If you knew of a company that had high manufacturing costs, was in a highly competitive market, and was hemorrhaging money, would you invest in it?
Well, U.S. President Barack Obama and the federal government did - using taxpayer money.
And now that company, Solyndra LLC, is bankrupt, and the $535 million loan it secured from the government stands little chance of being repaid.
Republicans have seized upon the Solyndra collapse as a political embarrassment for the Obama administration, which pressured the U.S. Department of Energy to approve the loan application in August 2009.
President Barack Obama's May 2010 visit to the Fremont, CA, facility established Solyndra as a focal point for his green jobs initiative.
But as a money-losing company with a business model that virtually assured eventual collapse, Solyndra was a bad bet. The company filed for Chapter 11 bankruptcy protection on Sept. 6.

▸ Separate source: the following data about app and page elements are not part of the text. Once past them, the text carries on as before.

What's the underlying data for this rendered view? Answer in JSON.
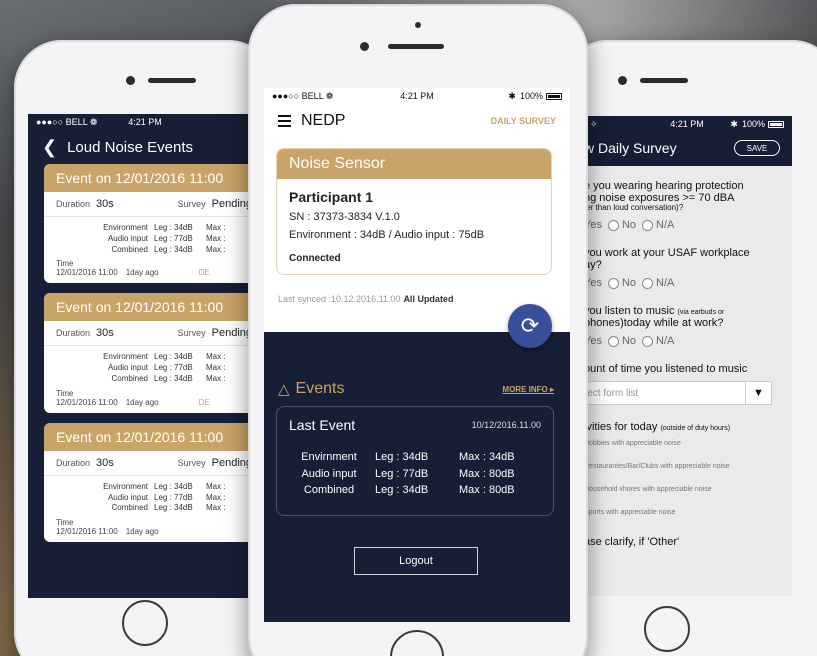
{
  "left": {
    "status": {
      "carrier": "●●●○○ BELL ❁",
      "time": "4:21 PM"
    },
    "title": "Loud Noise Events",
    "events": [
      {
        "title": "Event on 12/01/2016 11:00",
        "duration_label": "Duration",
        "duration": "30s",
        "survey_label": "Survey",
        "survey": "Pending",
        "rows": [
          [
            "Environment",
            "Leg : 34dB",
            "Max :"
          ],
          [
            "Audio input",
            "Leg : 77dB",
            "Max :"
          ],
          [
            "Combined",
            "Leg : 34dB",
            "Max :"
          ]
        ],
        "time_label": "Time",
        "time": "12/01/2016 11:00",
        "ago": "1day ago",
        "tail": "DE"
      },
      {
        "title": "Event on 12/01/2016 11:00",
        "duration_label": "Duration",
        "duration": "30s",
        "survey_label": "Survey",
        "survey": "Pending",
        "rows": [
          [
            "Environment",
            "Leg : 34dB",
            "Max :"
          ],
          [
            "Audio input",
            "Leg : 77dB",
            "Max :"
          ],
          [
            "Combined",
            "Leg : 34dB",
            "Max :"
          ]
        ],
        "time_label": "Time",
        "time": "12/01/2016 11:00",
        "ago": "1day ago",
        "tail": "DE"
      },
      {
        "title": "Event on 12/01/2016 11:00",
        "duration_label": "Duration",
        "duration": "30s",
        "survey_label": "Survey",
        "survey": "Pending",
        "rows": [
          [
            "Environment",
            "Leg : 34dB",
            "Max :"
          ],
          [
            "Audio input",
            "Leg : 77dB",
            "Max :"
          ],
          [
            "Combined",
            "Leg : 34dB",
            "Max :"
          ]
        ],
        "time_label": "Time",
        "time": "12/01/2016 11:00",
        "ago": "1day ago",
        "tail": ""
      }
    ]
  },
  "center": {
    "status": {
      "carrier": "●●●○○ BELL ❁",
      "time": "4:21 PM",
      "battery": "100%"
    },
    "app_title": "NEDP",
    "daily_survey": "DAILY SURVEY",
    "sensor": {
      "title": "Noise Sensor",
      "participant": "Participant 1",
      "sn": "SN : 37373-3834 V.1.0",
      "environment": "Environment : 34dB / Audio input : 75dB",
      "connection": "Connected"
    },
    "synced": {
      "text": "Last synced :10.12.2016.11.00",
      "state": "All Updated"
    },
    "events_title": "Events",
    "more_info": "MORE INFO ▸",
    "last_event": {
      "title": "Last Event",
      "date": "10/12/2016.11.00",
      "rows": [
        [
          "Envirnment",
          "Leg : 34dB",
          "Max : 34dB"
        ],
        [
          "Audio input",
          "Leg : 77dB",
          "Max : 80dB"
        ],
        [
          "Combined",
          "Leg : 34dB",
          "Max : 80dB"
        ]
      ]
    },
    "logout": "Logout"
  },
  "right": {
    "status": {
      "time": "4:21 PM",
      "battery": "100%"
    },
    "title": "w Daily Survey",
    "save": "SAVE",
    "q1": {
      "line1": "e you wearing hearing protection",
      "line2": "ng noise exposures >= 70 dBA",
      "line3": "ter than loud conversation)?"
    },
    "q2": {
      "line1": "you work at your USAF workplace",
      "line2": "ay?"
    },
    "q3": {
      "line1": "you listen to music",
      "hint": "(via earbuds or",
      "line2": "phones)today while at work?"
    },
    "radio_labels": [
      "Yes",
      "No",
      "N/A"
    ],
    "q4": "ount of time you listened to music",
    "select_placeholder": "lect form list",
    "q5": {
      "text": "ivities for today",
      "hint": "(outside of duty hours)"
    },
    "activities": [
      "Hobbies with appreciable noise",
      "Restaurantes/Bar/Clubs with appreciable noise",
      "Household xhores with appreciable noise",
      "Sports with appreciable noise"
    ],
    "q6": "ase clarify, if 'Other'"
  }
}
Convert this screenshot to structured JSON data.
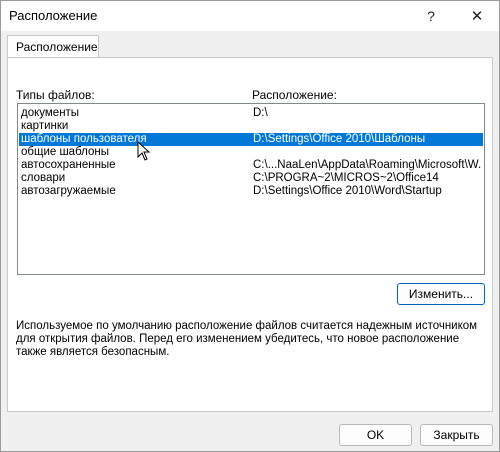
{
  "window": {
    "title": "Расположение",
    "help_glyph": "?",
    "close_glyph": "✕"
  },
  "tabs": [
    {
      "label": "Расположение"
    }
  ],
  "list": {
    "header_type": "Типы файлов:",
    "header_location": "Расположение:",
    "rows": [
      {
        "type": "документы",
        "location": "D:\\"
      },
      {
        "type": "картинки",
        "location": ""
      },
      {
        "type": "шаблоны пользователя",
        "location": "D:\\Settings\\Office 2010\\Шаблоны",
        "selected": true
      },
      {
        "type": "общие шаблоны",
        "location": ""
      },
      {
        "type": "автосохраненные",
        "location": "C:\\...NaaLen\\AppData\\Roaming\\Microsoft\\W..."
      },
      {
        "type": "словари",
        "location": "C:\\PROGRA~2\\MICROS~2\\Office14"
      },
      {
        "type": "автозагружаемые",
        "location": "D:\\Settings\\Office 2010\\Word\\Startup"
      }
    ]
  },
  "buttons": {
    "modify": "Изменить...",
    "ok": "OK",
    "close": "Закрыть"
  },
  "note": "Используемое по умолчанию расположение файлов считается надежным источником для открытия файлов. Перед его изменением убедитесь, что новое расположение также является безопасным.",
  "colors": {
    "selection": "#0078d7",
    "dialog_bg": "#f0f0f0"
  }
}
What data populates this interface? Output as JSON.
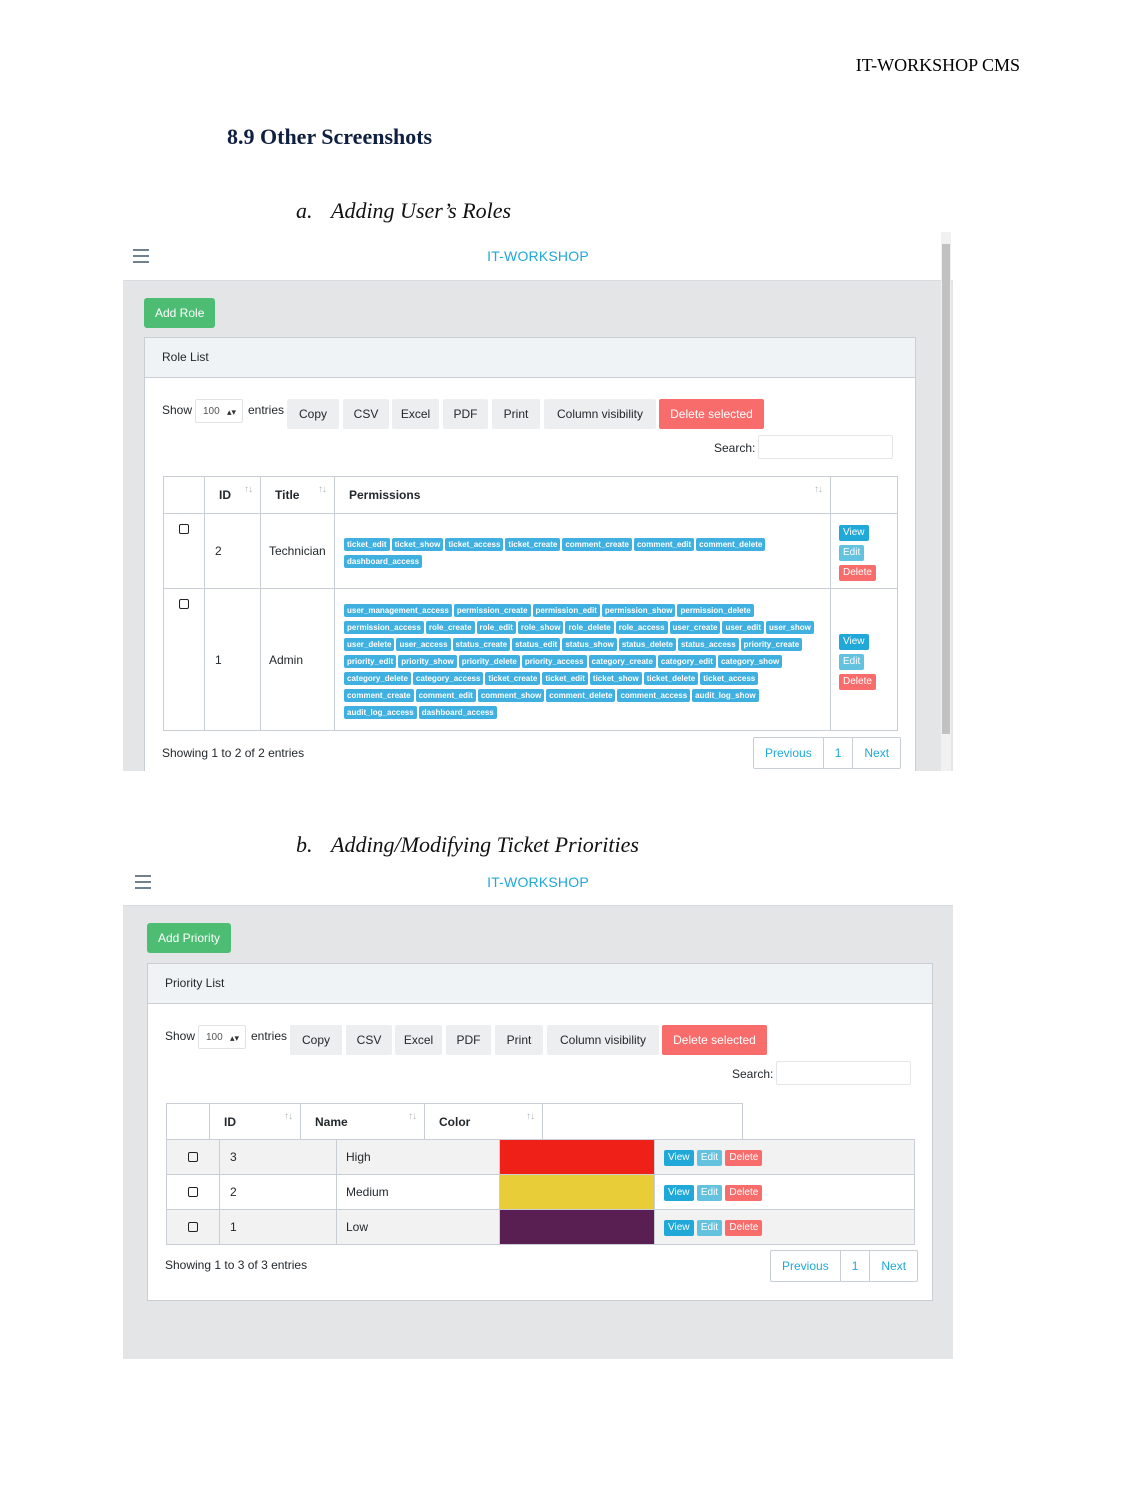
{
  "running_header": "IT-WORKSHOP CMS",
  "section_heading": "8.9 Other Screenshots",
  "colors": {
    "brand": "#20a8d8",
    "success": "#4dbd74",
    "danger": "#f86c6b",
    "info": "#63c2de"
  },
  "roles_screen": {
    "caption": {
      "label": "a.",
      "text": "Adding User’s Roles"
    },
    "brand": "IT-WORKSHOP",
    "add_button": "Add Role",
    "card_title": "Role List",
    "show_label": "Show",
    "entries_value": "100",
    "entries_label": "entries",
    "buttons": [
      "Copy",
      "CSV",
      "Excel",
      "PDF",
      "Print",
      "Column visibility",
      "Delete selected"
    ],
    "search_label": "Search:",
    "columns": [
      "ID",
      "Title",
      "Permissions"
    ],
    "rows": [
      {
        "id": "2",
        "title": "Technician",
        "permissions": [
          "ticket_edit",
          "ticket_show",
          "ticket_access",
          "ticket_create",
          "comment_create",
          "comment_edit",
          "comment_delete",
          "dashboard_access"
        ]
      },
      {
        "id": "1",
        "title": "Admin",
        "permissions": [
          "user_management_access",
          "permission_create",
          "permission_edit",
          "permission_show",
          "permission_delete",
          "permission_access",
          "role_create",
          "role_edit",
          "role_show",
          "role_delete",
          "role_access",
          "user_create",
          "user_edit",
          "user_show",
          "user_delete",
          "user_access",
          "status_create",
          "status_edit",
          "status_show",
          "status_delete",
          "status_access",
          "priority_create",
          "priority_edit",
          "priority_show",
          "priority_delete",
          "priority_access",
          "category_create",
          "category_edit",
          "category_show",
          "category_delete",
          "category_access",
          "ticket_create",
          "ticket_edit",
          "ticket_show",
          "ticket_delete",
          "ticket_access",
          "comment_create",
          "comment_edit",
          "comment_show",
          "comment_delete",
          "comment_access",
          "audit_log_show",
          "audit_log_access",
          "dashboard_access"
        ]
      }
    ],
    "actions": [
      "View",
      "Edit",
      "Delete"
    ],
    "showing_text": "Showing 1 to 2 of 2 entries",
    "pagination": [
      "Previous",
      "1",
      "Next"
    ]
  },
  "priorities_screen": {
    "caption": {
      "label": "b.",
      "text": "Adding/Modifying Ticket Priorities"
    },
    "brand": "IT-WORKSHOP",
    "add_button": "Add Priority",
    "card_title": "Priority List",
    "show_label": "Show",
    "entries_value": "100",
    "entries_label": "entries",
    "buttons": [
      "Copy",
      "CSV",
      "Excel",
      "PDF",
      "Print",
      "Column visibility",
      "Delete selected"
    ],
    "search_label": "Search:",
    "columns": [
      "ID",
      "Name",
      "Color"
    ],
    "rows": [
      {
        "id": "3",
        "name": "High",
        "color": "#ee2018"
      },
      {
        "id": "2",
        "name": "Medium",
        "color": "#e8cd38"
      },
      {
        "id": "1",
        "name": "Low",
        "color": "#5a1f52"
      }
    ],
    "actions": [
      "View",
      "Edit",
      "Delete"
    ],
    "showing_text": "Showing 1 to 3 of 3 entries",
    "pagination": [
      "Previous",
      "1",
      "Next"
    ]
  }
}
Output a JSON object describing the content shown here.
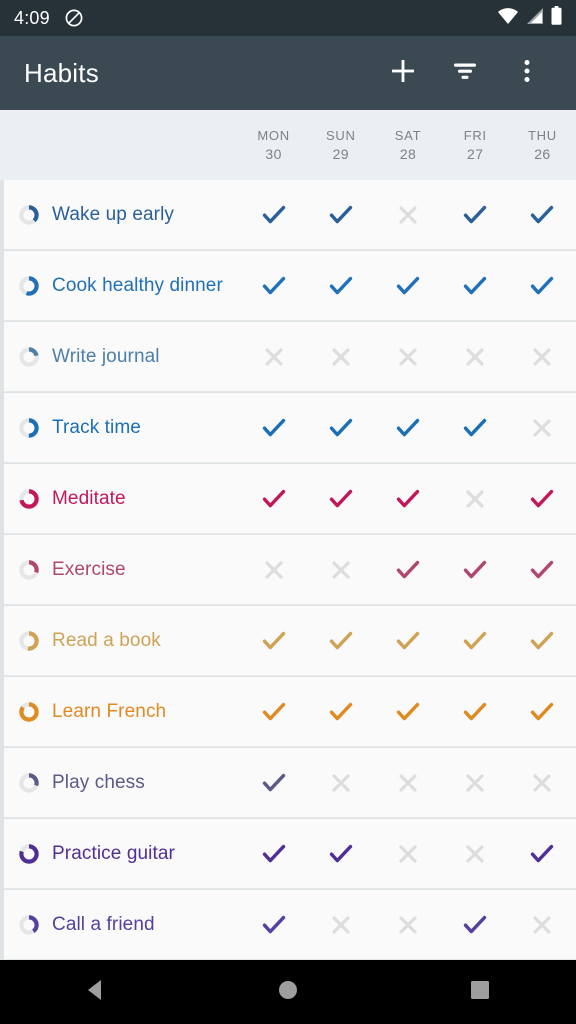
{
  "status_bar": {
    "time": "4:09",
    "icons": [
      "do-not-disturb-icon",
      "wifi-icon",
      "cellular-signal-icon",
      "battery-icon"
    ]
  },
  "app_bar": {
    "title": "Habits",
    "actions": [
      {
        "name": "add-habit-button",
        "icon": "plus-icon",
        "label": "Add habit"
      },
      {
        "name": "filter-button",
        "icon": "filter-icon",
        "label": "Filter"
      },
      {
        "name": "overflow-menu-button",
        "icon": "more-vertical-icon",
        "label": "More options"
      }
    ]
  },
  "table": {
    "columns": [
      {
        "dow": "MON",
        "dom": "30"
      },
      {
        "dow": "SUN",
        "dom": "29"
      },
      {
        "dow": "SAT",
        "dom": "28"
      },
      {
        "dow": "FRI",
        "dom": "27"
      },
      {
        "dow": "THU",
        "dom": "26"
      }
    ],
    "check_symbol": "check",
    "cross_symbol": "cross",
    "unchecked_color": "#dddddd",
    "rows": [
      {
        "name": "Wake up early",
        "color": "#2a6099",
        "ring": 0.38,
        "checks": [
          true,
          true,
          false,
          true,
          true
        ]
      },
      {
        "name": "Cook healthy dinner",
        "color": "#2170b8",
        "ring": 0.55,
        "checks": [
          true,
          true,
          true,
          true,
          true
        ]
      },
      {
        "name": "Write journal",
        "color": "#4e7fa8",
        "ring": 0.22,
        "checks": [
          false,
          false,
          false,
          false,
          false
        ]
      },
      {
        "name": "Track time",
        "color": "#1a6fb5",
        "ring": 0.5,
        "checks": [
          true,
          true,
          true,
          true,
          false
        ]
      },
      {
        "name": "Meditate",
        "color": "#c2185b",
        "ring": 0.72,
        "checks": [
          true,
          true,
          true,
          false,
          true
        ]
      },
      {
        "name": "Exercise",
        "color": "#b1476e",
        "ring": 0.3,
        "checks": [
          false,
          false,
          true,
          true,
          true
        ]
      },
      {
        "name": "Read a book",
        "color": "#cfa255",
        "ring": 0.52,
        "checks": [
          true,
          true,
          true,
          true,
          true
        ]
      },
      {
        "name": "Learn French",
        "color": "#e08a22",
        "ring": 0.85,
        "checks": [
          true,
          true,
          true,
          true,
          true
        ]
      },
      {
        "name": "Play chess",
        "color": "#5c5a86",
        "ring": 0.3,
        "checks": [
          true,
          false,
          false,
          false,
          false
        ]
      },
      {
        "name": "Practice guitar",
        "color": "#4f2f96",
        "ring": 0.8,
        "checks": [
          true,
          true,
          false,
          false,
          true
        ]
      },
      {
        "name": "Call a friend",
        "color": "#553fa0",
        "ring": 0.4,
        "checks": [
          true,
          false,
          false,
          true,
          false
        ]
      }
    ]
  },
  "nav_bar": {
    "buttons": [
      {
        "name": "back-button",
        "icon": "triangle-back-icon"
      },
      {
        "name": "home-button",
        "icon": "circle-home-icon"
      },
      {
        "name": "recents-button",
        "icon": "square-recents-icon"
      }
    ]
  },
  "theme": {
    "status_bar_bg": "#263238",
    "app_bar_bg": "#3b4a52",
    "page_bg": "#eceff1",
    "row_bg": "#fafafa",
    "header_text": "#78838a",
    "nav_bar_bg": "#000000"
  }
}
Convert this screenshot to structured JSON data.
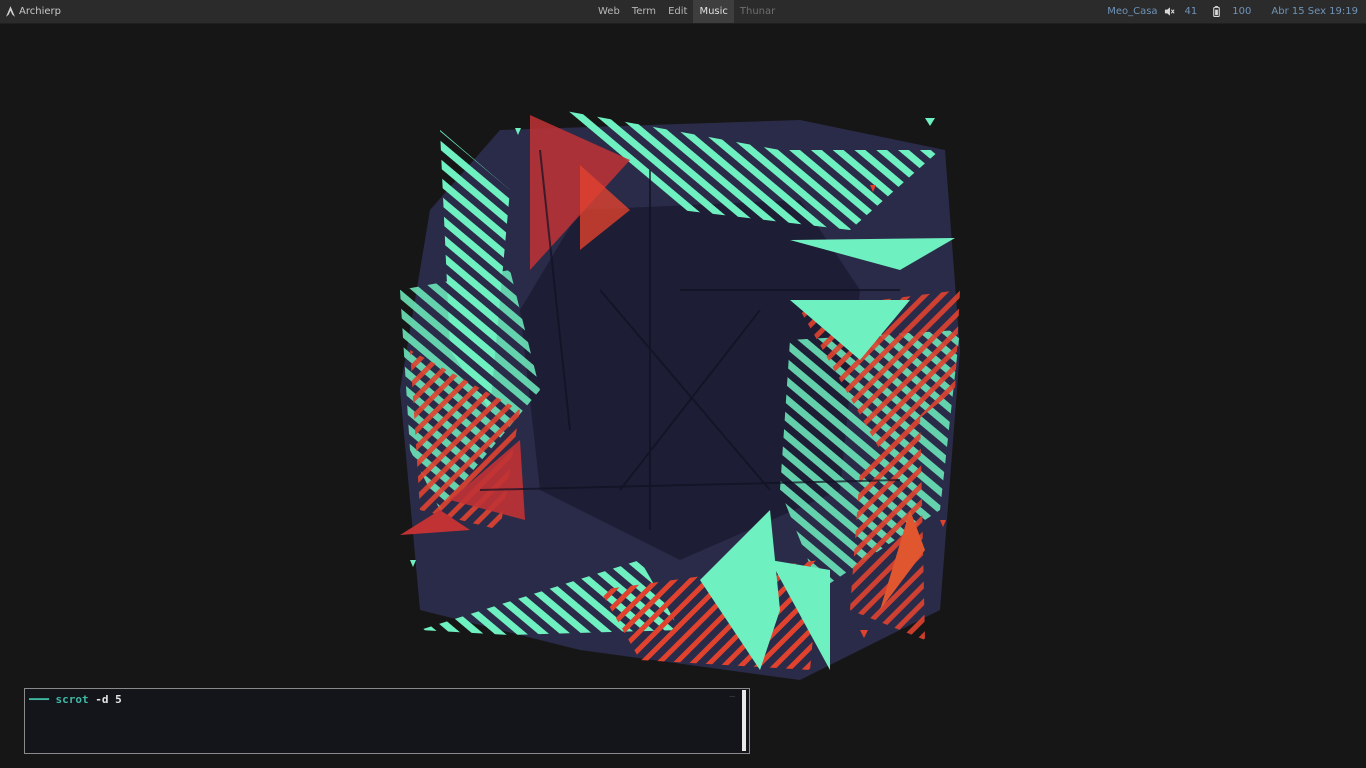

"Solyndra was never profitable, and it was obviously poorly managed and unviable in the global market," Rep. Cliff Stearns, R-FL, chairman of a congressional panel investigating the Solyndra bankruptcy, told The New York Times.
It's amazing Solyndra needed a federal loan guarantee at all; it attracted $1 billion in private capital in addition to half billion it received through the federal loan guarantee program in September 2009.
Yet, by the end of August, most of it was gone.
Although the Obama administration has blamed the Solyndra collapse on poor luck and stiff competition from Chinese solar companies, many warning signs were apparent even before the loan guarantee was approved.
The evidence includes: